Mike Pilavachi uses a helpful illustration. He says God started the relationship with His people with a marriage contract but through His Son He gave them a final will and testament and all we have to do to recieve the gift is to turn up and collect.
My strange fascination with covenants started by trying to understand sacraments in the theatre church setting. Can this work and what does it look like?
The Eucharist marks a change in the covenant understanding of the church and beautiful illustrates the change from bilateral covenant to unilateral while keeping the need for a reponse on the other party (us). God gives His son freely to all and, therefore, all are welcome to take part but it requires people to ‘turn up and collect’. There needs to be intent.
What does this understanding mean in terms of open and closed table policy?
To do Eucharist in this theatre community would need to involve the whole community and not be selective. All would be welcome to partake of the meal. There would need to be intent in the hearts of the participants and they would need to be aware of what was going on. There would need to have an understanding of what they are recieving and what responding to it means. It is not just a corporate meal; it’s an individual meeting of Christ for Him to give His gift to you.

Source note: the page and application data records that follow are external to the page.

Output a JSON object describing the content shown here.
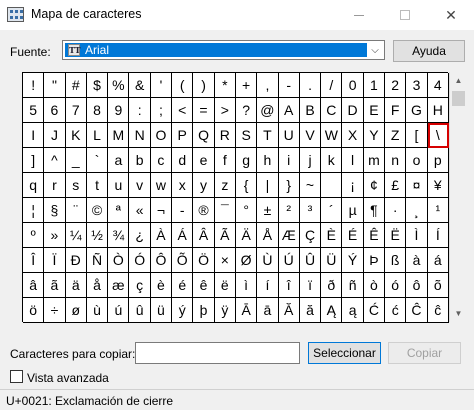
{
  "window": {
    "title": "Mapa de caracteres",
    "minimize_label": "—",
    "close_label": "✕"
  },
  "font": {
    "label": "Fuente:",
    "selected": "Arial",
    "icon": "truetype-font-icon"
  },
  "help_button": "Ayuda",
  "grid": {
    "selected_index": 59,
    "rows": [
      [
        "!",
        "\"",
        "#",
        "$",
        "%",
        "&",
        "'",
        "(",
        ")",
        "*",
        "+",
        ",",
        "-",
        ".",
        "/",
        "0",
        "1",
        "2",
        "3",
        "4"
      ],
      [
        "5",
        "6",
        "7",
        "8",
        "9",
        ":",
        ";",
        "<",
        "=",
        ">",
        "?",
        "@",
        "A",
        "B",
        "C",
        "D",
        "E",
        "F",
        "G",
        "H"
      ],
      [
        "I",
        "J",
        "K",
        "L",
        "M",
        "N",
        "O",
        "P",
        "Q",
        "R",
        "S",
        "T",
        "U",
        "V",
        "W",
        "X",
        "Y",
        "Z",
        "[",
        "\\"
      ],
      [
        "]",
        "^",
        "_",
        "`",
        "a",
        "b",
        "c",
        "d",
        "e",
        "f",
        "g",
        "h",
        "i",
        "j",
        "k",
        "l",
        "m",
        "n",
        "o",
        "p"
      ],
      [
        "q",
        "r",
        "s",
        "t",
        "u",
        "v",
        "w",
        "x",
        "y",
        "z",
        "{",
        "|",
        "}",
        "~",
        " ",
        "¡",
        "¢",
        "£",
        "¤",
        "¥"
      ],
      [
        "¦",
        "§",
        "¨",
        "©",
        "ª",
        "«",
        "¬",
        "-",
        "®",
        "¯",
        "°",
        "±",
        "²",
        "³",
        "´",
        "µ",
        "¶",
        "·",
        "¸",
        "¹"
      ],
      [
        "º",
        "»",
        "¼",
        "½",
        "¾",
        "¿",
        "À",
        "Á",
        "Â",
        "Ã",
        "Ä",
        "Å",
        "Æ",
        "Ç",
        "È",
        "É",
        "Ê",
        "Ë",
        "Ì",
        "Í"
      ],
      [
        "Î",
        "Ï",
        "Ð",
        "Ñ",
        "Ò",
        "Ó",
        "Ô",
        "Õ",
        "Ö",
        "×",
        "Ø",
        "Ù",
        "Ú",
        "Û",
        "Ü",
        "Ý",
        "Þ",
        "ß",
        "à",
        "á"
      ],
      [
        "â",
        "ã",
        "ä",
        "å",
        "æ",
        "ç",
        "è",
        "é",
        "ê",
        "ë",
        "ì",
        "í",
        "î",
        "ï",
        "ð",
        "ñ",
        "ò",
        "ó",
        "ô",
        "õ"
      ],
      [
        "ö",
        "÷",
        "ø",
        "ù",
        "ú",
        "û",
        "ü",
        "ý",
        "þ",
        "ÿ",
        "Ā",
        "ā",
        "Ă",
        "ă",
        "Ą",
        "ą",
        "Ć",
        "ć",
        "Ĉ",
        "ĉ"
      ]
    ]
  },
  "copy": {
    "label": "Caracteres para copiar:",
    "value": "",
    "select_button": "Seleccionar",
    "copy_button": "Copiar"
  },
  "advanced": {
    "label": "Vista avanzada",
    "checked": false
  },
  "status": "U+0021: Exclamación de cierre",
  "colors": {
    "selection_blue": "#0078d7",
    "highlight_red": "#d60000"
  }
}
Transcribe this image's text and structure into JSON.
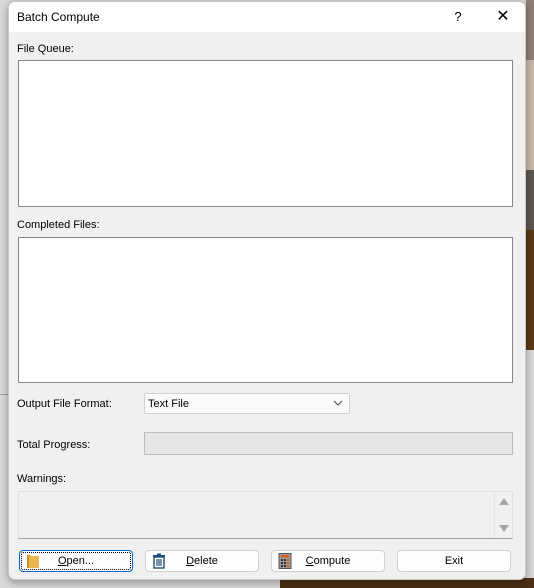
{
  "window": {
    "title": "Batch Compute",
    "help_label": "?",
    "close_label": "✕"
  },
  "file_queue": {
    "label": "File Queue:",
    "items": []
  },
  "completed_files": {
    "label": "Completed Files:",
    "items": []
  },
  "output_format": {
    "label": "Output File Format:",
    "selected": "Text File"
  },
  "total_progress": {
    "label": "Total Progress:",
    "value_percent": 0
  },
  "warnings": {
    "label": "Warnings:",
    "text": ""
  },
  "buttons": {
    "open": {
      "mnemonic": "O",
      "rest": "pen...",
      "icon": "folder-icon"
    },
    "delete": {
      "mnemonic": "D",
      "rest": "elete",
      "icon": "trash-icon"
    },
    "compute": {
      "mnemonic": "C",
      "rest": "ompute",
      "icon": "calculator-icon"
    },
    "exit": {
      "label": "Exit"
    }
  },
  "colors": {
    "focus_border": "#0067c0",
    "folder": "#e8b64c",
    "trash": "#1c4f7a",
    "calculator_accent": "#e05a1c"
  }
}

It would fit nicely into a space where we tell stories of God’s grace and ‘claim innocence and worship God’ and I have heard many stories of how people entered the Eucharist for the corporate and were deeply impacted with the personal. To introduce a meal surrounded by the story of God’s grace and love and to invite the group to enter into this story; to share a meal with each other in peace and community is not alien to the imagination of the theatre community. The impact and awareness of the personal involvement in the story must come only from God. What’s the intent in the Eucharist? To recieve the gift of Christ’s sacrifice and to hold it inside of yourself. Have we, therefore, lost the corporate response to the sacrifice for all and it was done for everyone whether you know it or acknowledge or not? How do we explain the power of the Eucharist on a personal level without giving people experience of it?
I finish on some reflections on the power of experience. While in the prison, over the weekend (see ‘Any Given Theatre (part V)‘ and ‘Wrestling With Truth (part III)‘ posts), I found myself saying to a prisoner, “We can talk and describe and use imagery. We can wreslte with these ideas until the cows come home but at the end of it all we need to do is experience it and we get a glimpse of something unspeakable. We struggle to communicate our faith because words fail.”
Claim innocence and worship God.
This is not a get out clause. We are invited to wrestle with it but we are wrestling because God wants to embrace us. He’s always got something up His sleeve which will remind us whose boss!
To share Eucharist in this theatre church would be a corporate involvement in a story; playing a part but we pray that in that moment God will reveal Himself and the personal connection will be made and the Eucharist maybe used as the key to unlock the life changing power and grace of God.